The LP sees Omar collaborate with a variety of established acts from the likes of rapper / singer Estelle – on the evocative and downbeat anti-gun track Lay It Down, and for Hip Hop fans the major hook up with the biggest UK name there is Rodney P (ex London Posse / Riddim Killa / 1Xtra), who, as ever delivers in his unique vocal style on the ridiculously catchy Gimme Sum. Gimme Some also featues Chicago’s Common and a very yound sounding Ashman. All this makes for an interesting set of voices. The production still maintains elements of of Omars soul but also features classic sampled drum sounds and a Herbie Hancock type bassline.

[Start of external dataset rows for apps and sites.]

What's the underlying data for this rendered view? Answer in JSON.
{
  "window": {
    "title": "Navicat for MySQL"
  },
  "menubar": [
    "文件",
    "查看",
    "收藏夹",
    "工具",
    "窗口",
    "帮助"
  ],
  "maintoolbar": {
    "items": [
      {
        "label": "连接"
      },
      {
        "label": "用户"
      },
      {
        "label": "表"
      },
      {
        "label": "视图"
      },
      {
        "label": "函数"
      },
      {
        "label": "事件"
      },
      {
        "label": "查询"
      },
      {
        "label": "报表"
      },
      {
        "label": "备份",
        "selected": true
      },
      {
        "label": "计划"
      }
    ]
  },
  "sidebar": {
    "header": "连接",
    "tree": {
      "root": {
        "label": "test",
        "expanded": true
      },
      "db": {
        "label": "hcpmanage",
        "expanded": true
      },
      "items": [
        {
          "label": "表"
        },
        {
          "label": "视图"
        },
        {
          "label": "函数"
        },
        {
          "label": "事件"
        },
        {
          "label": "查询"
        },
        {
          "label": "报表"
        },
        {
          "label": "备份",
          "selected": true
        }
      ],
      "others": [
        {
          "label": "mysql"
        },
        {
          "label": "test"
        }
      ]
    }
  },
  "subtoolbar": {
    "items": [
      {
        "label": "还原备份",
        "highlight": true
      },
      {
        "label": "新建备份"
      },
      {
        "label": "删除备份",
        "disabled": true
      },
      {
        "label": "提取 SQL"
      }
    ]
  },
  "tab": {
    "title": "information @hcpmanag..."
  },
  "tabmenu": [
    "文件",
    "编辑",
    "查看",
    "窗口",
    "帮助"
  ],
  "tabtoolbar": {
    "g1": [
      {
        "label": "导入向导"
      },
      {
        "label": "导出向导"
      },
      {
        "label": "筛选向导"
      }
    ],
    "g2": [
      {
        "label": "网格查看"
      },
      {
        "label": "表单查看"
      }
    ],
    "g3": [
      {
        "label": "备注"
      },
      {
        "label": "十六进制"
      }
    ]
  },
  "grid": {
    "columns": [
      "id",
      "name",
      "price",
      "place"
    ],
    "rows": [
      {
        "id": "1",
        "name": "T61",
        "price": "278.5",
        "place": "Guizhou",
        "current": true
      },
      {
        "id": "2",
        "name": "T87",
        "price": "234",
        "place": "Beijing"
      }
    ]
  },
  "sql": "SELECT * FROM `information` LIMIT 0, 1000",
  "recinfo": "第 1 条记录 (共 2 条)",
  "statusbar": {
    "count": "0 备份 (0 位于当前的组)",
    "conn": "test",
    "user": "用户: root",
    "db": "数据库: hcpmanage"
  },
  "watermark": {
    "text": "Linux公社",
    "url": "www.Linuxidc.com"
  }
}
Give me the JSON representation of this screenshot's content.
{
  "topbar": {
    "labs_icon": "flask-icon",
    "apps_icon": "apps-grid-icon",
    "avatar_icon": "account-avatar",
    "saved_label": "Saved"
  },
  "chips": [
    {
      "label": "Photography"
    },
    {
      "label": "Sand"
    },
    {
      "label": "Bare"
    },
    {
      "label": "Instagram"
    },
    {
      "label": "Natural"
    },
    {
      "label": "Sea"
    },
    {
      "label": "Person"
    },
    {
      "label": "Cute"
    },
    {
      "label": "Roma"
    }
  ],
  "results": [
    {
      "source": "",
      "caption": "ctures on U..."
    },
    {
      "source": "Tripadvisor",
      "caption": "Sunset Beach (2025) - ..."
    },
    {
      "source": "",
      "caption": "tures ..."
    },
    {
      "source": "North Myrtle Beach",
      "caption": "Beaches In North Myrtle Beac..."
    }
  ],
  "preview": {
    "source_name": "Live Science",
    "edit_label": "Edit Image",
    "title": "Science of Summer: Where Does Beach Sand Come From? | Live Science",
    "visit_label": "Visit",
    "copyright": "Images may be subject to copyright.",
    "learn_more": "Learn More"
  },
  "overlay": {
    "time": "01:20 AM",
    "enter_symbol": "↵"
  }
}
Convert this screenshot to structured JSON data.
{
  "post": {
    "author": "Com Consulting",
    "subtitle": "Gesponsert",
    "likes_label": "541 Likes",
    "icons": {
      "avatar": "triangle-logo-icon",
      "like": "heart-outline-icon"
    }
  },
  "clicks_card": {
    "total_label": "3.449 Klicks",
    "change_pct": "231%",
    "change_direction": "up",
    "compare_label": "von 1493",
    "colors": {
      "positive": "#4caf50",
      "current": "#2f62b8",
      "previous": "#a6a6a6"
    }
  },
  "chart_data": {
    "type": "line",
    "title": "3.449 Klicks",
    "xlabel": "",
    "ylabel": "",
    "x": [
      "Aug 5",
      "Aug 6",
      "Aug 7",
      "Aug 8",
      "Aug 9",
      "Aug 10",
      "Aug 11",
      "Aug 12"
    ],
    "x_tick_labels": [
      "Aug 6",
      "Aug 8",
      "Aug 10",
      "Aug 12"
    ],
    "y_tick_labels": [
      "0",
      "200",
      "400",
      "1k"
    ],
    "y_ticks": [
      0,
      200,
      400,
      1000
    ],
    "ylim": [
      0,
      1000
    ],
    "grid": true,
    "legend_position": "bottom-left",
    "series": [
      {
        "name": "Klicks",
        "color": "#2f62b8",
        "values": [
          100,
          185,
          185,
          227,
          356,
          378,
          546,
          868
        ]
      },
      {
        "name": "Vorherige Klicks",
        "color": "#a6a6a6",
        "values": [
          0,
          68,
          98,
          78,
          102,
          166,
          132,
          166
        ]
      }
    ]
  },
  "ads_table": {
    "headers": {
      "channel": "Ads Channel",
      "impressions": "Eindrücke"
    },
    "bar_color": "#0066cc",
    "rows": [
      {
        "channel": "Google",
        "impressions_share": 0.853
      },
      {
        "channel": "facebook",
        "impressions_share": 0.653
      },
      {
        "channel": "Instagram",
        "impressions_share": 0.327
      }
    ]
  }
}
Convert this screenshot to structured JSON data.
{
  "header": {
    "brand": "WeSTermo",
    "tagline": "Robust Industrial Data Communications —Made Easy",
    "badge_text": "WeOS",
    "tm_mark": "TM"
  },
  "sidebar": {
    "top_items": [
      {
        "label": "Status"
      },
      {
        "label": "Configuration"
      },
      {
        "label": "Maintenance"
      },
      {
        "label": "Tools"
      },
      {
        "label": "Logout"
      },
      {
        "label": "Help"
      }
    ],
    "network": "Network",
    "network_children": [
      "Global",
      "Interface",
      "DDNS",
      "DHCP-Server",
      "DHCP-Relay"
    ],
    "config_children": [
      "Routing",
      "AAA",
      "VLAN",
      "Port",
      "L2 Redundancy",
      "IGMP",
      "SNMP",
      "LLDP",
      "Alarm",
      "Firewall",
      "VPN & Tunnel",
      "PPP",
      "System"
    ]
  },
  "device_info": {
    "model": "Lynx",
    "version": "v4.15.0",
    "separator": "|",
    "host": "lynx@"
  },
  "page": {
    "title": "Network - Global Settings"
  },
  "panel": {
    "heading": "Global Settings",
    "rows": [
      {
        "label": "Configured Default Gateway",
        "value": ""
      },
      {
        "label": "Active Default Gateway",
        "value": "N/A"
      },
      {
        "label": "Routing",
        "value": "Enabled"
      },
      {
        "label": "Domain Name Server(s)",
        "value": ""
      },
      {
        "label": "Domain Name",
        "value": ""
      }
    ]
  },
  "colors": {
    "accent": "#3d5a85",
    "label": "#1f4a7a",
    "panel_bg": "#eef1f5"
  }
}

Prior to Gime Some we are got into the mood with the big beated It’s So which is contrastingly upbeat with a double bass bassline. In the track Omar espouses his love for all types of music and says how he is affected by music. For home grown soul heads the mega Angie Stone graces the hybrid and slow tempo All For Me for some insights into love.

The biggest coup of the LP may be the fact that Omar has held Stevie Wonder to his 1991 promise to appear on one of his records and here he turns up on Feeling You. Whilst slightly muted and not quite having the sparks fly as you would expect this is a creditable offering which is undoubtedly a rare situation. Omar should be congratulated for producing a really pleasing album which with summer finally on us should suit the purpose of backing music for a chill out in the sun.

Omar has tried to keep it simple, but years in the studio and practise have left the sound too over polished and lacking the hunger and grimeyness of his earlier work. No doubt this is the work of an established artist who is confident in his abilities, but at the same time has become a bit too comfortable in his own sphere. This LP touches all the obvious easy listening buttons, but doesn’t seem to offer anything that outstanding. From a Hip Hop point of view the Gimme Sum track isn’t quite what it could be and sounds like someone trying to make a particular sound whereas Omar shines on tracks like Your Mess. From a background listening point of view there could be nothing better. On occasion it has to be said that Omar can be a bit samey, but the world would be a poorer place if this had never been released.


Leave a Reply

This site uses Akismet to reduce spam. Learn how your comment data is processed.